WHAT YOU SHOULD DO: From the records below, pull each line that has "active".
------------------------------------
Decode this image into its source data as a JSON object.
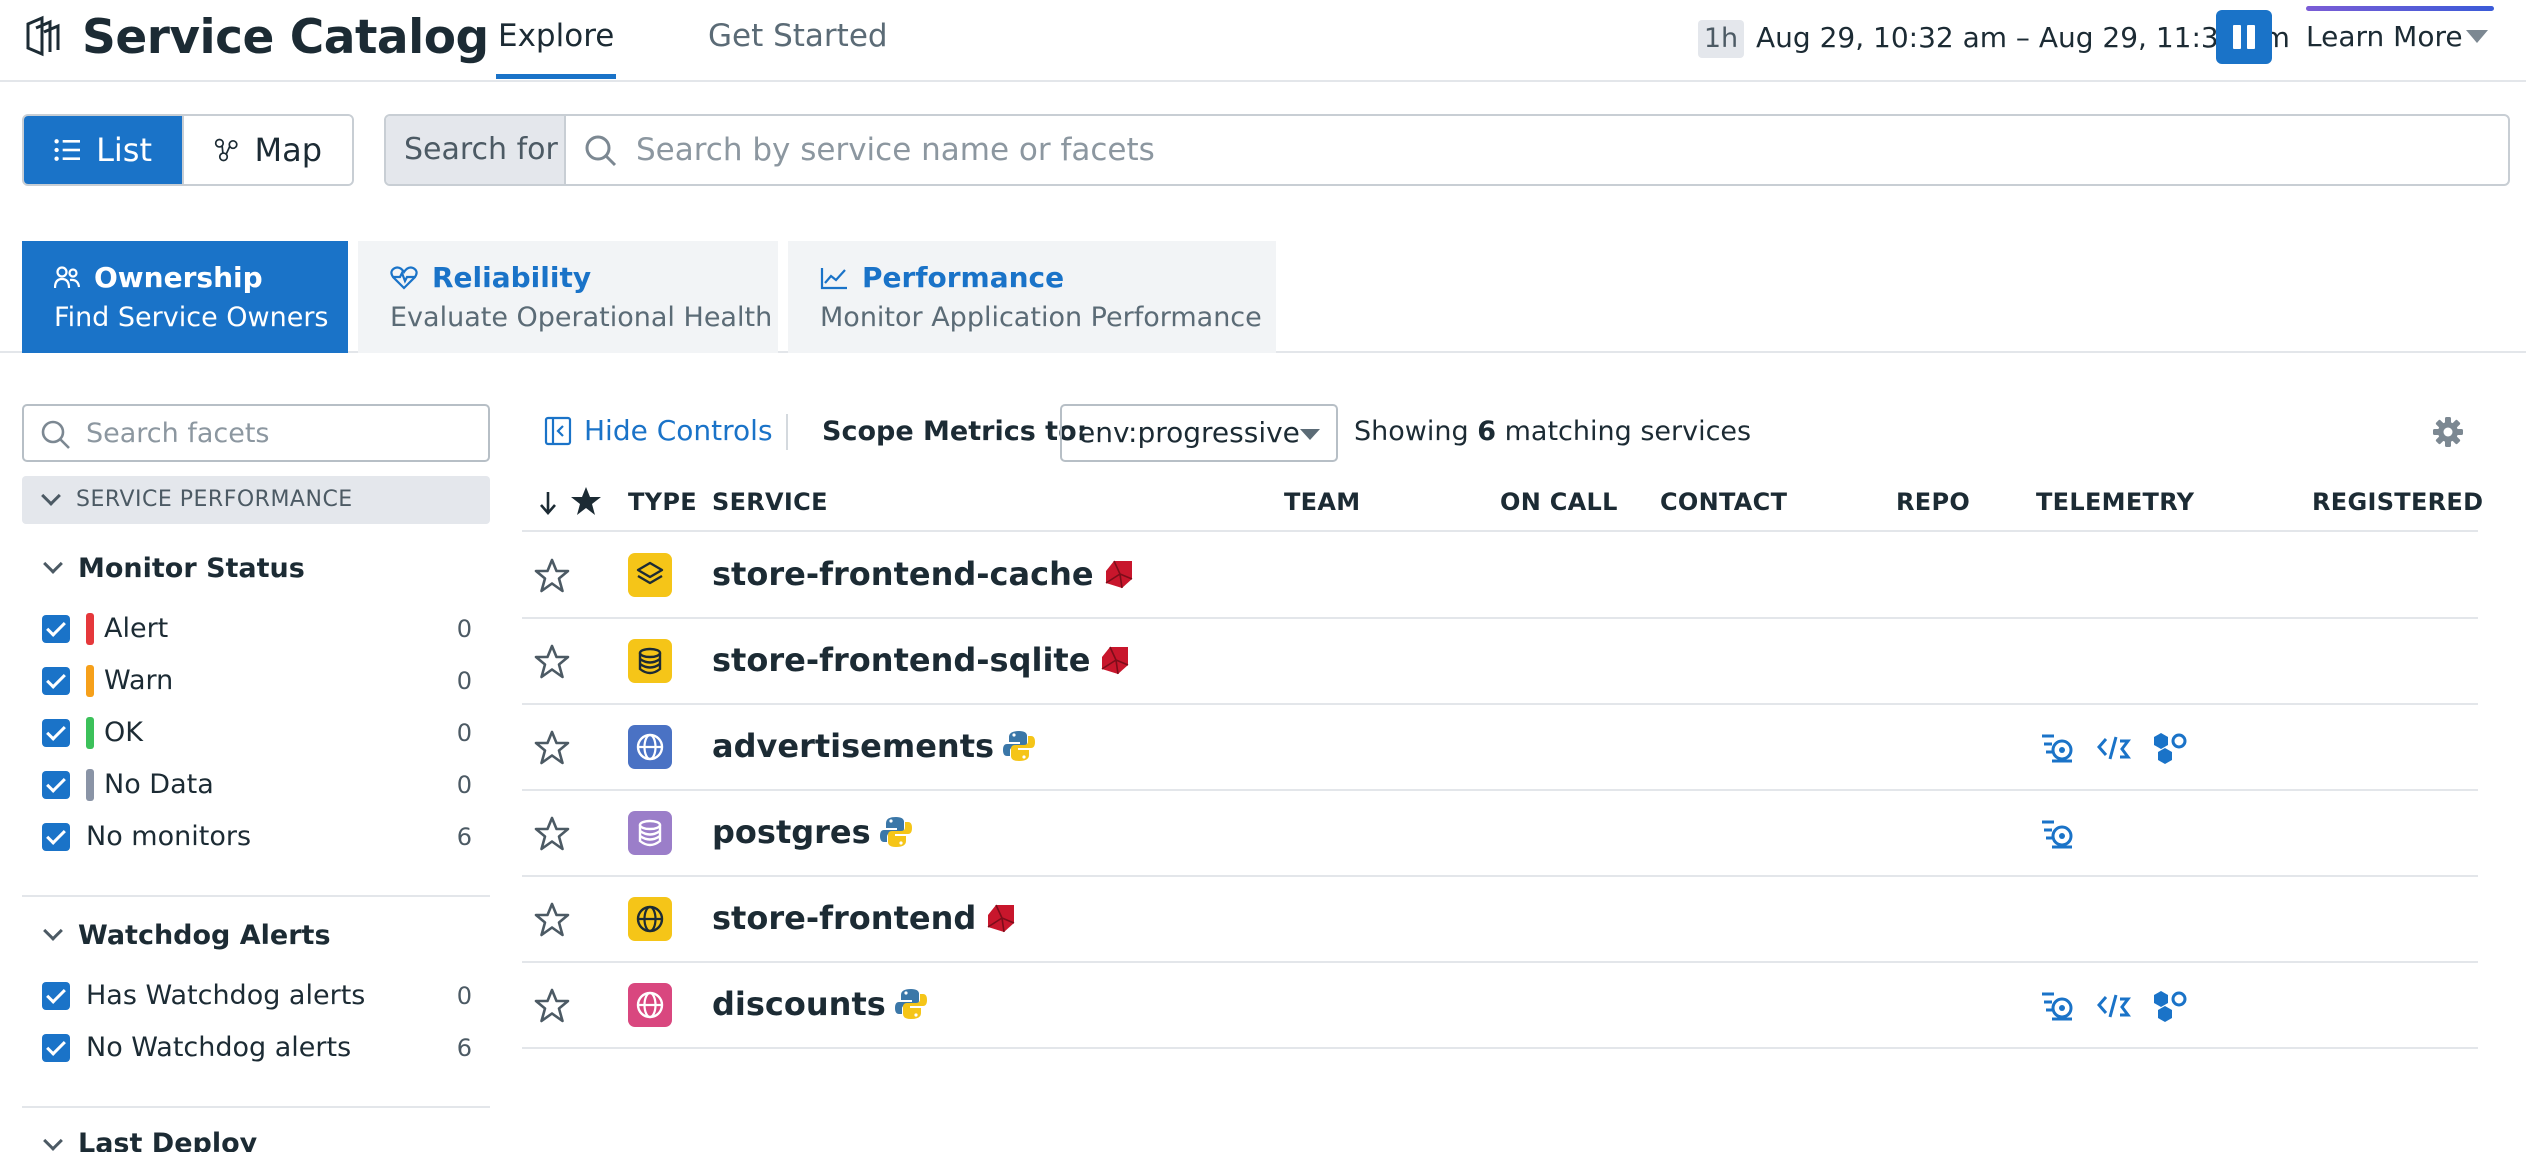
{
  "header": {
    "title": "Service Catalog",
    "tabs": [
      {
        "label": "Explore",
        "active": true
      },
      {
        "label": "Get Started",
        "active": false
      }
    ],
    "time_badge": "1h",
    "time_range": "Aug 29, 10:32 am – Aug 29, 11:32 am",
    "learn_more": "Learn More"
  },
  "toolbar": {
    "view_list": "List",
    "view_map": "Map",
    "search_prefix": "Search for",
    "search_placeholder": "Search by service name or facets"
  },
  "categories": [
    {
      "name": "Ownership",
      "desc": "Find Service Owners",
      "icon": "people-icon",
      "active": true
    },
    {
      "name": "Reliability",
      "desc": "Evaluate Operational Health",
      "icon": "heartbeat-icon",
      "active": false
    },
    {
      "name": "Performance",
      "desc": "Monitor Application Performance",
      "icon": "line-chart-icon",
      "active": false
    }
  ],
  "facets": {
    "search_placeholder": "Search facets",
    "section": "SERVICE PERFORMANCE",
    "monitor_status": {
      "title": "Monitor Status",
      "items": [
        {
          "label": "Alert",
          "count": "0",
          "color": "#e5383b"
        },
        {
          "label": "Warn",
          "count": "0",
          "color": "#f6a01a"
        },
        {
          "label": "OK",
          "count": "0",
          "color": "#3cc15a"
        },
        {
          "label": "No Data",
          "count": "0",
          "color": "#8a94a6"
        },
        {
          "label": "No monitors",
          "count": "6"
        }
      ]
    },
    "watchdog": {
      "title": "Watchdog Alerts",
      "items": [
        {
          "label": "Has Watchdog alerts",
          "count": "0"
        },
        {
          "label": "No Watchdog alerts",
          "count": "6"
        }
      ]
    },
    "last_deploy": {
      "title": "Last Deploy"
    }
  },
  "controls": {
    "hide_controls": "Hide Controls",
    "scope_label": "Scope Metrics to:",
    "scope_value": "env:progressive",
    "showing_prefix": "Showing",
    "showing_count": "6",
    "showing_suffix": "matching services"
  },
  "table": {
    "columns": [
      "TYPE",
      "SERVICE",
      "TEAM",
      "ON CALL",
      "CONTACT",
      "REPO",
      "TELEMETRY",
      "REGISTERED"
    ],
    "rows": [
      {
        "name": "store-frontend-cache",
        "type_icon": "cache-icon",
        "type_color": "#f5c518",
        "lang": "ruby",
        "telemetry": []
      },
      {
        "name": "store-frontend-sqlite",
        "type_icon": "database-icon",
        "type_color": "#f5c518",
        "lang": "ruby",
        "telemetry": []
      },
      {
        "name": "advertisements",
        "type_icon": "globe-icon",
        "type_color": "#4a72c4",
        "lang": "python",
        "telemetry": [
          "apm",
          "profiler",
          "infra"
        ]
      },
      {
        "name": "postgres",
        "type_icon": "database-icon",
        "type_color": "#9b7ec9",
        "lang": "python",
        "telemetry": [
          "apm"
        ]
      },
      {
        "name": "store-frontend",
        "type_icon": "globe-icon",
        "type_color": "#f5c518",
        "lang": "ruby",
        "telemetry": []
      },
      {
        "name": "discounts",
        "type_icon": "globe-icon",
        "type_color": "#d9477f",
        "lang": "python",
        "telemetry": [
          "apm",
          "profiler",
          "infra"
        ]
      }
    ]
  }
}
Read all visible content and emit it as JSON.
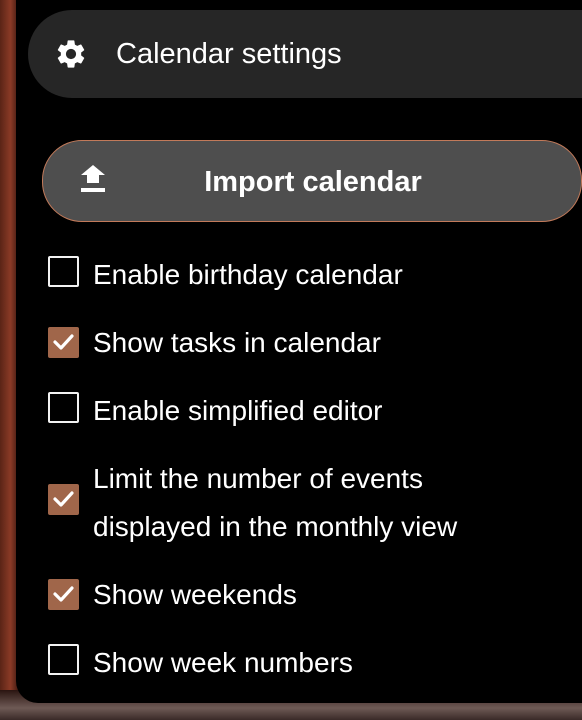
{
  "menu": {
    "settings_label": "Calendar settings",
    "settings_icon": "gear-icon",
    "import_label": "Import calendar",
    "import_icon": "upload-icon"
  },
  "options": [
    {
      "label": "Enable birthday calendar",
      "checked": false
    },
    {
      "label": "Show tasks in calendar",
      "checked": true
    },
    {
      "label": "Enable simplified editor",
      "checked": false
    },
    {
      "label_line1": "Limit the number of events",
      "label_line2": "displayed in the monthly view",
      "checked": true
    },
    {
      "label": "Show weekends",
      "checked": true
    },
    {
      "label": "Show week numbers",
      "checked": false
    }
  ],
  "colors": {
    "accent": "#a0664a",
    "button_border": "#c27a5a",
    "panel": "#000000",
    "pill": "#262626",
    "button": "#4e4e4e"
  }
}
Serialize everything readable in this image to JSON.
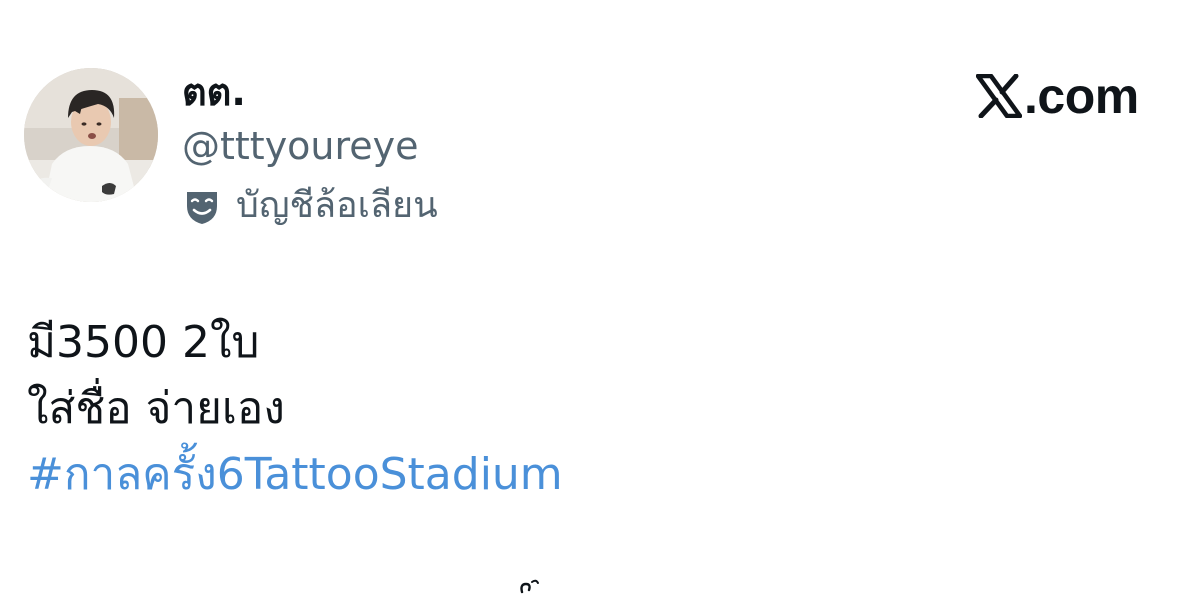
{
  "author": {
    "display_name": "ตต.",
    "handle": "@tttyoureye",
    "badge_label": "บัญชีล้อเลียน",
    "badge_icon": "parody-mask-icon"
  },
  "brand": {
    "icon": "x-logo-icon",
    "text": ".com"
  },
  "tweet": {
    "lines": [
      "มี3500 2ใบ",
      "ใส่ชื่อ จ่ายเอง"
    ],
    "hashtag": "#กาลครั้ง6TattooStadium"
  },
  "colors": {
    "text_primary": "#0f1419",
    "text_secondary": "#536471",
    "link": "#4a90d9",
    "background": "#ffffff"
  }
}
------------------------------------
ANSWER BOX:
        "active": true
        "active": false
      "active": true
      "active": false
      "active": false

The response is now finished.